Farming is mostly a male-dominated profession but some young women are leaving their footprints in the field of farming by adopting and promoting poison-free farming.punjab Updated: Jul 27, 2013 23:04 IST
Farming is mostly a male-dominated profession but some young women are leaving their footprints in the field of farming by adopting and promoting poison-free farming.
For some of them it is passion, some want to be independent, and some want to carry forward the family tradition. Their circumstances are different but the mission is same: 'poison-free farming'.
As the natural farming and environment festival is on at the community centre here, women farmers who promote organic vegetable farming were part of it.
Kamaljit Kaur, 36, from Bhotna village in Barnala district, is associated with poison-free farming for two years. She is in charge of three villages that guide others and promote such farming.
Kamaljit said, "Two years ago, Kheti Virasat Mission director Umendar Dutt came to our village for a lecture on poison-free farming. He said that a mother who should be a protector was serving poison to her children. These words touched me and from that day I am associated with the mission."
She said, "I was provided with free vegetable seeds; we grow vegetables for our household and not for commercial purposes. I now save around Rs 3,500 per month. Most important, medical expenses have been reduced."
She said, "Slowly I started motivating women from my village and now am doing it in three villages. Further, women motivate their relatives and friends to adopt our mission."
Talking about organic vegetables, she said the taste of the vegetable was entirely different and it took less time to cook.
"Regular field classes are provided in villages to make women understand the entire process of growing vegetables and identify insects as all insects don't harm plants," said Kamaljit.
Kiranjeet Kaur, 29, from Barnala district is facing a hard time due to her marital dispute, but vegetable farming has given a new direction to her life.
"I was depressed after the marital dispute but wanted to do something on my own so that I was not considered a burden. My father and brother bought nine marlas of land for me to start vegetable farming. I started it two months ago. We consume the vegetables at home and the rest is sold in the market.
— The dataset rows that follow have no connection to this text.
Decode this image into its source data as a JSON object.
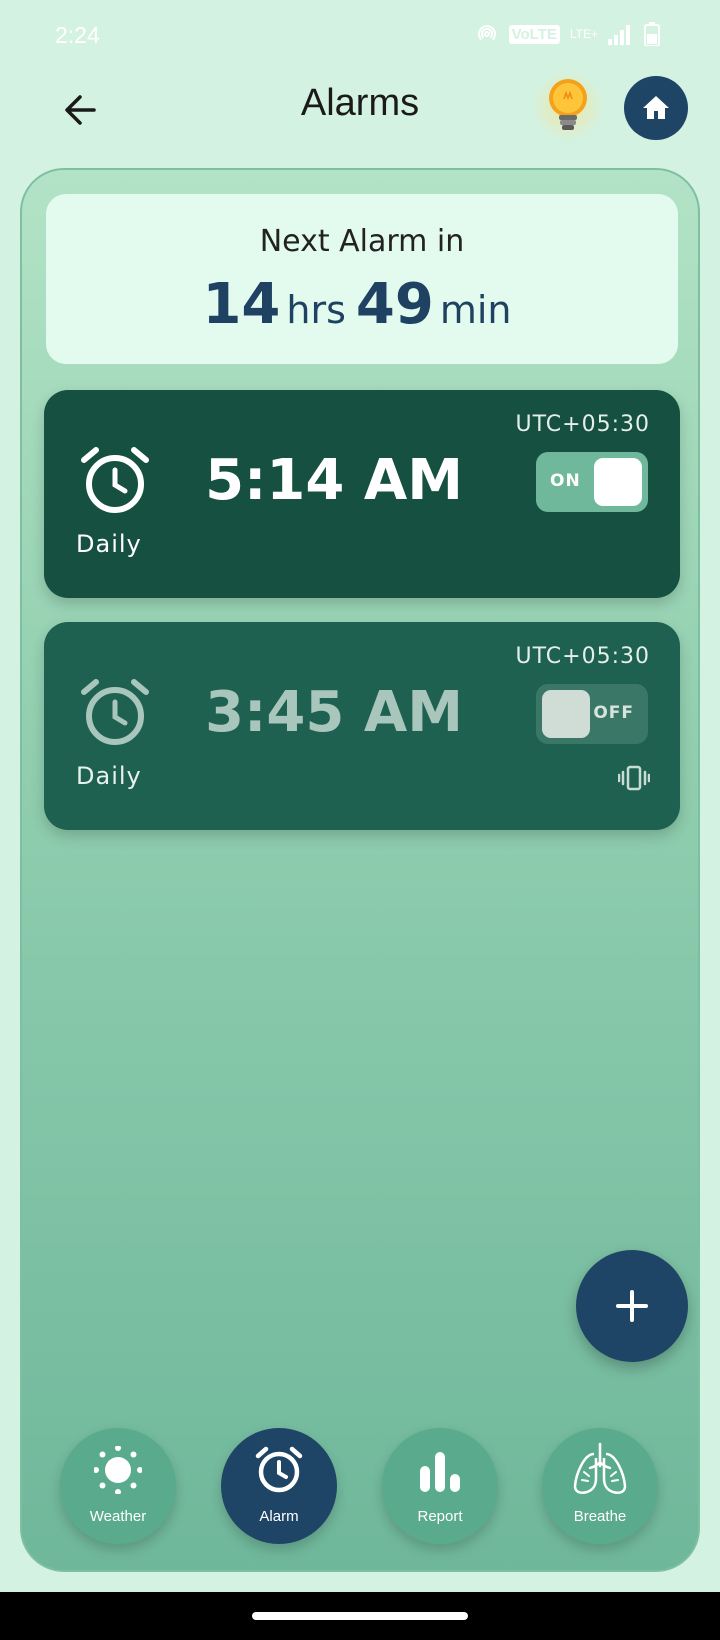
{
  "status_bar": {
    "time": "2:24",
    "volte": "VoLTE",
    "lte": "LTE+"
  },
  "header": {
    "title": "Alarms",
    "back_icon": "arrow-left-icon",
    "tip_icon": "lightbulb-icon",
    "home_icon": "home-icon"
  },
  "next_alarm": {
    "label": "Next Alarm in",
    "hours": "14",
    "hours_unit": "hrs",
    "minutes": "49",
    "minutes_unit": "min"
  },
  "alarms": [
    {
      "timezone": "UTC+05:30",
      "time": "5:14 AM",
      "repeat": "Daily",
      "toggle_label": "ON",
      "enabled": true
    },
    {
      "timezone": "UTC+05:30",
      "time": "3:45 AM",
      "repeat": "Daily",
      "toggle_label": "OFF",
      "enabled": false,
      "vibrate_icon": "vibrate-icon"
    }
  ],
  "fab": {
    "icon": "plus-icon"
  },
  "nav": [
    {
      "label": "Weather",
      "icon": "sun-icon",
      "active": false
    },
    {
      "label": "Alarm",
      "icon": "alarm-clock-icon",
      "active": true
    },
    {
      "label": "Report",
      "icon": "bar-chart-icon",
      "active": false
    },
    {
      "label": "Breathe",
      "icon": "lungs-icon",
      "active": false
    }
  ],
  "colors": {
    "background": "#d4f2e1",
    "navy": "#1e4466",
    "card_on": "#165040",
    "card_off": "#1f6150",
    "toggle_on": "#6fb89b"
  }
}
I also motivated women in the surrounding areas," said Kiranjeet.
She said, "Cow dung is the best natural way to increase productivity of vegetables. After putting year-old cow dung in water for four days and keeping that in a dark room, spray it on vegetables; it helps in increased output of vegetables."
Jaspreet Kaur, 20, is another budding farmer, also a student of second-year graduation. "I practise organic kitchen gardening. I provide free seeds to others so that they also adopt it. The idea came to me when my mother, a heart patient, was facing a tough time. Now her health has improved due to the use of organic vegetables," said Jaspreet.
Deepika, 22, from Uttarakhand was also there with her many varieties of beans. "Farming is in my blood; our ancestors started organic farming which has been adopted by generations," said Deepika.
"I started farming when I was nine; my father is a member of the Beej Bachao Andolan and the family environment is such that motivates me to do something innovative and useful for society."
"Beans are our home production and after hard work of many generations we were able to produce so many varieties," said Deepika.